Founded in 1920, Penn State University’s Outing Club (PSOC) has offered students an affordable chance of experiencing outdoor adventure trips for almost a century. But that opportunity will come to an end this semester after the student-led organization was notified earlier this month by the university that they were no longer allowed to lead outdoor adventures, reports Adventure Sports Network.
“This is a result of an assessment of risk management by the university that determined that the types of activities in which PSOC engages are above the university’s threshold of acceptable risk for recognized student organizations,” the PSOC announced on their website.
The Outing Club’s treasurer Timothy Hackett said he was not aware of a single injury on any outing during the four years he has been at PSU. He also said the PSOC has not seen this risk assessment report and was not consulted at any point during the two-month review by the university.
“Safety is a legitimate concern, but it wasn’t an open dialogue,” 2017-2018 Outing Club President Richard Waltz told the Post-Gazette. “What’s happening to the club is a shame and negatively impacts the student experience.”
Partaking in activities like hiking, canoeing, kayaking, trail building and camping certainly comes with an inherent degree of risk. So do the activities of the Nittany Grotto Caving Club and the Nittany Divers SCUBA Club, which were given the same fate as PSOC during the reviews of all 79 campus recreation-supported student groups. But groups that passed include the Archery Club, Boxing Club, Alpine Ski Racing Club and Rifle Club.
“Student safety in any activity is our primary focus,” Penn State University spokeswoman Lisa Powers told the Post-Gazette in an email.
After being informed of the decision, PSOC launched an online survey concerning the matter. They also received plenty of support from commenters, many of whom are past PSOC members.

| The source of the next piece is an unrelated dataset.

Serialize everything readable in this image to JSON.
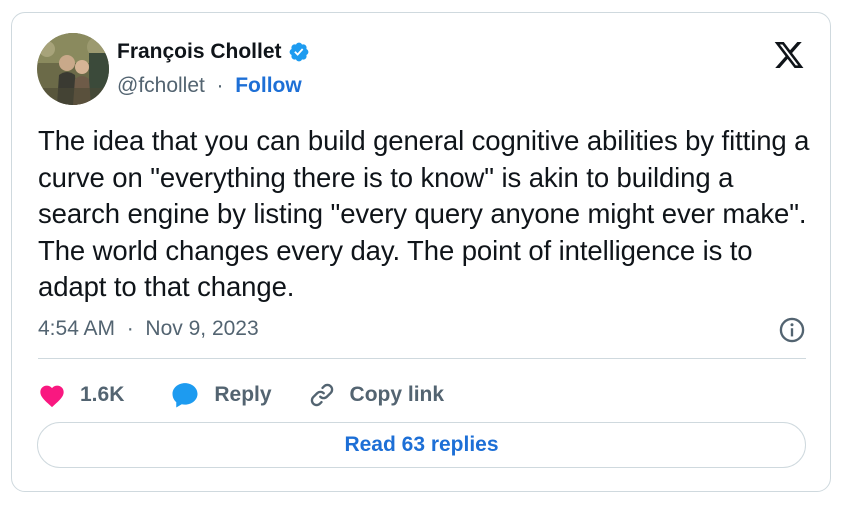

The club currently claims 169 members, but their Facebook group boasts over 1,800 members, many of whom are alumni members. They are currently exploring all possibilities for the club in the future. Their ability to lead trips remains up in the air, but hopefully, they can continue to serve the community they’ve created for the last 98 years.